____ Task input

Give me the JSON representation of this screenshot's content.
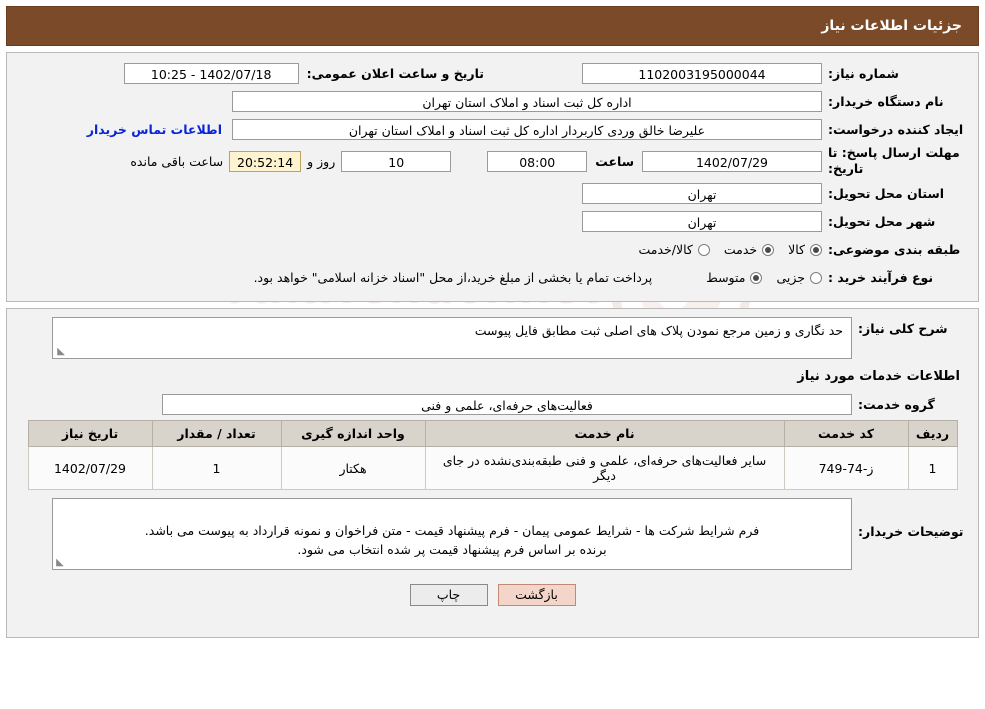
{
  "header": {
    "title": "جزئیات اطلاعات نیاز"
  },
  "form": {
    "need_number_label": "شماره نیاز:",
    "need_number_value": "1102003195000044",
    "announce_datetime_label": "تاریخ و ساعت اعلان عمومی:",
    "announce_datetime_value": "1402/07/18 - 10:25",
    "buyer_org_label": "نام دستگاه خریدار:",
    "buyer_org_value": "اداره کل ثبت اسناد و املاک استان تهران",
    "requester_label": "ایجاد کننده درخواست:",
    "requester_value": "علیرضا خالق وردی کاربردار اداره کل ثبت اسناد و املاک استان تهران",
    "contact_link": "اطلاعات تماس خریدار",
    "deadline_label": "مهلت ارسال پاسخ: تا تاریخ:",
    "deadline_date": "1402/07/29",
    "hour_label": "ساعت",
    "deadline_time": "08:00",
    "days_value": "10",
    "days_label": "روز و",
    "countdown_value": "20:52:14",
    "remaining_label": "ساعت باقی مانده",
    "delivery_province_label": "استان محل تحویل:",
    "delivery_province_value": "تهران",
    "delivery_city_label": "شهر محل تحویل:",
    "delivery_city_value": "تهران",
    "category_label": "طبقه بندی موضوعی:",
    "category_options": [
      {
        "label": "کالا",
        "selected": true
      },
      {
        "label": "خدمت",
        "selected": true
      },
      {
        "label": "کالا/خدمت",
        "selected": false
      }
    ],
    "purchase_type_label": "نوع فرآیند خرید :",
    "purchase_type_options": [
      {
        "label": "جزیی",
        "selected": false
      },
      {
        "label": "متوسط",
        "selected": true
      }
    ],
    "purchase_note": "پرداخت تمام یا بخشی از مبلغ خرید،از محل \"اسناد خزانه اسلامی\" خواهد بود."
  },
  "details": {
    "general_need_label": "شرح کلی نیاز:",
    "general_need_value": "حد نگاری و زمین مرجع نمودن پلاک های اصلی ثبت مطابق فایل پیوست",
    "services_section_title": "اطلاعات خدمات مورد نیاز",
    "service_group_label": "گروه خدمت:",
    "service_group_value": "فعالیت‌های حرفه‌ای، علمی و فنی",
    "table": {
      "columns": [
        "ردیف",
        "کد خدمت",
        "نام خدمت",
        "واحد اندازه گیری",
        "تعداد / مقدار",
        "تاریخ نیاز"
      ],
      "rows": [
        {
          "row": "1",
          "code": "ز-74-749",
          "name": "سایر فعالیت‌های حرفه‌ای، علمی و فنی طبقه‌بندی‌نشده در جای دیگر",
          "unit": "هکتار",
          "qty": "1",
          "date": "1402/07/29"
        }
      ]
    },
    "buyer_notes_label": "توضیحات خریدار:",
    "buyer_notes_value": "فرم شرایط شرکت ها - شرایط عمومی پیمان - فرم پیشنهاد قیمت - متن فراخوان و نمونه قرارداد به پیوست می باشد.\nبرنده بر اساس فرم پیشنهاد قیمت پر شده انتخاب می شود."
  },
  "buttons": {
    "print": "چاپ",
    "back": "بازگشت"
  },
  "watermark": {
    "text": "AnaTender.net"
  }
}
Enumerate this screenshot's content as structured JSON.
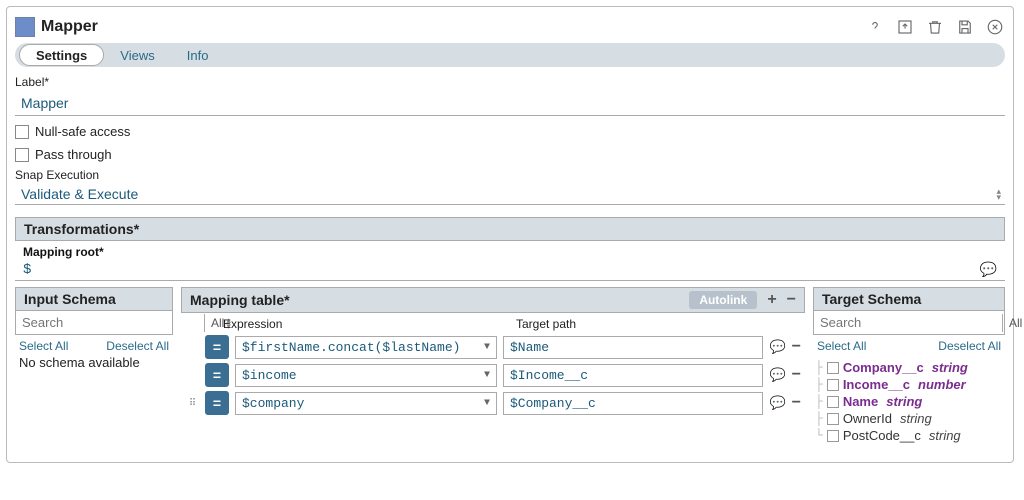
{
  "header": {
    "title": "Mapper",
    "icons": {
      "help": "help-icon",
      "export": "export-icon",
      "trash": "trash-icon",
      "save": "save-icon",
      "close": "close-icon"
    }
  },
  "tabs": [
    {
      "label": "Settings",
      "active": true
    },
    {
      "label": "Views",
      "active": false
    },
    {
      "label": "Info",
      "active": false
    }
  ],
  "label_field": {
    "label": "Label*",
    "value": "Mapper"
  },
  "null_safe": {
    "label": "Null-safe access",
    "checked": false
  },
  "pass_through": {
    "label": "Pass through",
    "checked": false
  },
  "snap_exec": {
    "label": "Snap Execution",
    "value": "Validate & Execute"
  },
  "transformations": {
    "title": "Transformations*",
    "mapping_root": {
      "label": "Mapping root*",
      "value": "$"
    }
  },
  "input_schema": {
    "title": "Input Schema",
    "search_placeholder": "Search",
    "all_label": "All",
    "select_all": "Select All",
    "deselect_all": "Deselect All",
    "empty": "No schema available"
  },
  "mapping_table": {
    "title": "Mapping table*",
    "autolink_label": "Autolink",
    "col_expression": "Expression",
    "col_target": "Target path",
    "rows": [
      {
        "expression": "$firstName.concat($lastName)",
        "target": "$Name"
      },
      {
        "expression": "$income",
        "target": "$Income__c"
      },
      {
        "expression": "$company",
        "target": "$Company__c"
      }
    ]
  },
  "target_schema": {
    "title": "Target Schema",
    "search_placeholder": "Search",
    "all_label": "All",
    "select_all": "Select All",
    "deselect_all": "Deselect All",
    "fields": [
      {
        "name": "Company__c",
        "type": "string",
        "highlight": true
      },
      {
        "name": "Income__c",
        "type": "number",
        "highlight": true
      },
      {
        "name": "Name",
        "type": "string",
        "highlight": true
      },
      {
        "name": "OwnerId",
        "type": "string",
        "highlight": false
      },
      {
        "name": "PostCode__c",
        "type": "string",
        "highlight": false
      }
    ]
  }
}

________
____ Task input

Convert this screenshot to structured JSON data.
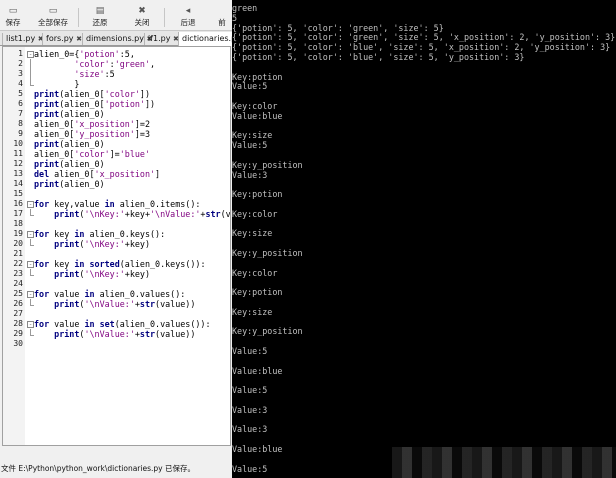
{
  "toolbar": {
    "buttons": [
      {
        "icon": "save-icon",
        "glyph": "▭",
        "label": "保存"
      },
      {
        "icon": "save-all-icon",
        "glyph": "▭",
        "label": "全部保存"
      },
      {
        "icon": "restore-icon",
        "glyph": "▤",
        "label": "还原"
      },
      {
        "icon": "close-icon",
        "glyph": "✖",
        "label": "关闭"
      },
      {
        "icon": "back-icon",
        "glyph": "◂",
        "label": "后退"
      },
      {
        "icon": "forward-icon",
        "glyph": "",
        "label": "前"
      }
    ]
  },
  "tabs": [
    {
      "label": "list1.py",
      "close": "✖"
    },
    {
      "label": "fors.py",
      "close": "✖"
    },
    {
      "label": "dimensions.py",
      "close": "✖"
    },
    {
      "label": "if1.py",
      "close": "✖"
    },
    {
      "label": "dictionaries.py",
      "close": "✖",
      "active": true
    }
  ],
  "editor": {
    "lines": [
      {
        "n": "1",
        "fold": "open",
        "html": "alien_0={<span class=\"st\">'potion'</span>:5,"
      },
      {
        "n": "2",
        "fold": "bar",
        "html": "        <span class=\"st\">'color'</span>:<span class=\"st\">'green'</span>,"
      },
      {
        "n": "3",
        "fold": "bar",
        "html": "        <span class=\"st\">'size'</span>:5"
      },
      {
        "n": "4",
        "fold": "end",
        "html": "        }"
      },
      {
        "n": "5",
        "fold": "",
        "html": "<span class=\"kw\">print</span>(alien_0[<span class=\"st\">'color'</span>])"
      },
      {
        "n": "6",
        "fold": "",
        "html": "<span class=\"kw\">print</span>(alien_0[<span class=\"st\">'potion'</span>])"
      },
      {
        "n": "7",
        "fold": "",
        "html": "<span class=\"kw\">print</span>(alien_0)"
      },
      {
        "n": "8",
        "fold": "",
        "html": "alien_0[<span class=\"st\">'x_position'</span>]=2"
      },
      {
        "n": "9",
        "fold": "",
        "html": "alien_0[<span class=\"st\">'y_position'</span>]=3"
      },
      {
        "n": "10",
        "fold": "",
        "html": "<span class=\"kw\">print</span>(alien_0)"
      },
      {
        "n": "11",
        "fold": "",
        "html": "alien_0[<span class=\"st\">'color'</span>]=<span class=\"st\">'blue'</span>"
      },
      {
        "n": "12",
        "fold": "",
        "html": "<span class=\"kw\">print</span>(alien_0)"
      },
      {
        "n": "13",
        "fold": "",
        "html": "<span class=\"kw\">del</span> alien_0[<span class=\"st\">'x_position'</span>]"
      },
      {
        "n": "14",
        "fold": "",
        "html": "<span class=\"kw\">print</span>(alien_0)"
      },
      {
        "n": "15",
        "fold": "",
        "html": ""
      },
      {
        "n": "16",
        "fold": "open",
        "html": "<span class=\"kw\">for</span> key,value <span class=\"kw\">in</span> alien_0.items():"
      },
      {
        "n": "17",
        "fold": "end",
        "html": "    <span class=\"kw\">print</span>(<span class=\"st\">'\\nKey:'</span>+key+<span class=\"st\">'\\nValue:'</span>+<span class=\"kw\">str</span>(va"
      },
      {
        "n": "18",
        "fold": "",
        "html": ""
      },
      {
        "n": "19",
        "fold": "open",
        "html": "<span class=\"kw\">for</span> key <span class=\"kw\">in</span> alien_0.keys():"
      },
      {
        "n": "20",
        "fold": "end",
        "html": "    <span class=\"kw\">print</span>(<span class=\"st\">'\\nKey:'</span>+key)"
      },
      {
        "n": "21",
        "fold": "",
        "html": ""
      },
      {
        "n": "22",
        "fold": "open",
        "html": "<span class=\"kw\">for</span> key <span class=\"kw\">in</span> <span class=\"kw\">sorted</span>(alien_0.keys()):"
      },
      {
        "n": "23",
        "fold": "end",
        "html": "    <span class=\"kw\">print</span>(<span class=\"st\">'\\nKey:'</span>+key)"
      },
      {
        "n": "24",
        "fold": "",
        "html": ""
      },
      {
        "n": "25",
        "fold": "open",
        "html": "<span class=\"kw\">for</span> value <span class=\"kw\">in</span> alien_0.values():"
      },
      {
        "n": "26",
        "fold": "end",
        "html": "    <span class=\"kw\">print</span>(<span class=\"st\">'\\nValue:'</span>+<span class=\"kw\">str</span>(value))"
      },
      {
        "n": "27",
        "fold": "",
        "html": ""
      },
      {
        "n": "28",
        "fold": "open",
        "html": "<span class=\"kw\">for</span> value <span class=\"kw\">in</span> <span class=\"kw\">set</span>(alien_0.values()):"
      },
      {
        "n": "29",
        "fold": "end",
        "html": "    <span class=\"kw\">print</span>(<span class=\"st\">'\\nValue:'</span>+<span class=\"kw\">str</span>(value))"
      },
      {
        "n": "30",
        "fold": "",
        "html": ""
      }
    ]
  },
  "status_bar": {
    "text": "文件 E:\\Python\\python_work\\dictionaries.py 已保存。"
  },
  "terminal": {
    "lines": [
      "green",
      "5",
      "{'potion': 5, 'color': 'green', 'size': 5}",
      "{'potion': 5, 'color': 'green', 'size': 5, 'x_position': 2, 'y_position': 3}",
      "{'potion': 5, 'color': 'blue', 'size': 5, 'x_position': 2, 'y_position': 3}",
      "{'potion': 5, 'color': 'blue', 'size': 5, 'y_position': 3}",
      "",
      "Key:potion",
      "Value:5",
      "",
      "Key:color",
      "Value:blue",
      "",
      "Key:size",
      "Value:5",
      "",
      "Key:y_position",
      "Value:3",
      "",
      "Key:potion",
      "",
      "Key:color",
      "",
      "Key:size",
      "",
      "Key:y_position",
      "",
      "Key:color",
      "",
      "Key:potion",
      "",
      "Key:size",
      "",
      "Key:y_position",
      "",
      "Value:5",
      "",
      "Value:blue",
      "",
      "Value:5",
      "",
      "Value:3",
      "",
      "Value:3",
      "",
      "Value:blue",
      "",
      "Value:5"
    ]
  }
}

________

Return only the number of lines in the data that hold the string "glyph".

6